Following court approval of the consent decree, AVX made the first of three payments in the amount of $133,350,000 million, plus interest. AVX’s second payment is due one year after the date of entry of the consent decree and the third payment will be due two years after the date of entry. Under the terms of the settlement, AVX has the option of pre-paying any amounts before the due date.

The approval of the settlement completes the enforcement action and settlement negotiations with AVX, and subject to a few reservations of rights, AVX has resolved its liability for the New Bedford Harbor Superfund Site with the federal and state governments.

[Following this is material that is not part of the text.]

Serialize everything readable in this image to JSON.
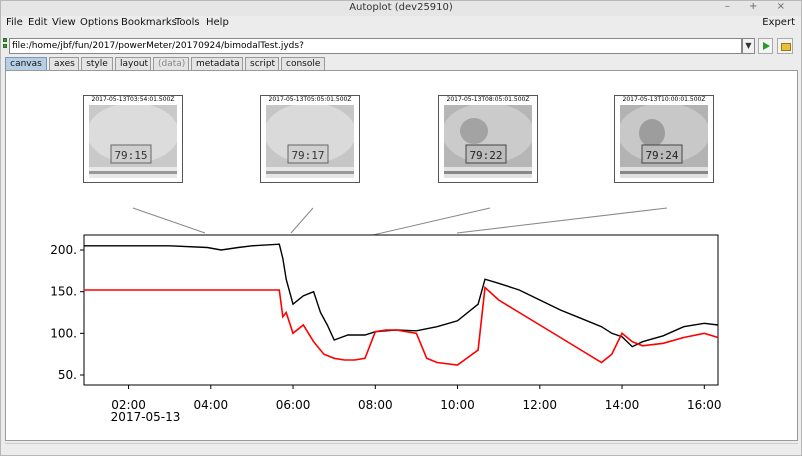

More information on the settlement is available from the AVX settlement case summary web page.

Top of Page

Agency Issues Revised Guidance on the Treatment of Tenants Under Superfund’s BFPP Provision and Model Comfort/Status Letters for Lessees at Renewable Energy Projects

Section 107(r) of CERCLA provides liability protection for certain owners or operators of contaminated or formerly contaminated properties who are referred to as bona fide prospective purchasers (BFPPs). In 2009, the Agency issued enforcement guidance specific to the BFPP provision and tenants.

On December 5, 2012, the Agency issued the “Revised Enforcement Guidance Regarding the Treatment of Tenants Under the CERCLA Bona Fide Prospective Purchaser Provision.” The revised guidance discusses the potential applicability of the BFPP provision to tenants and how the EPA intends to exercise its enforcement discretion on a site-specific basis to treat certain tenants as BFPPs. Under the revised guidance, certain lessees, who were not previously covered by Agency guidance because the owner of the property was not a BFPP, may now be treated as a BFPP.

In conjunction with the revised guidance, the Agency also developed three new model comfort/status letters for lessees involved in renewable energy development on contaminated or formerly contaminated property. The revised guidance and model comfort/status letters were developed, in part, to respond to issues raised through EPA’s RE-Powering America’s Land initiative for siting renewable energy on current and formerly contaminated lands, landfills, and mine sites.

More information is available from the Agency’s Guidance on Treatment of Tenants under CERCLA’s BFPP Provision and Model Documents web page.

Top of Page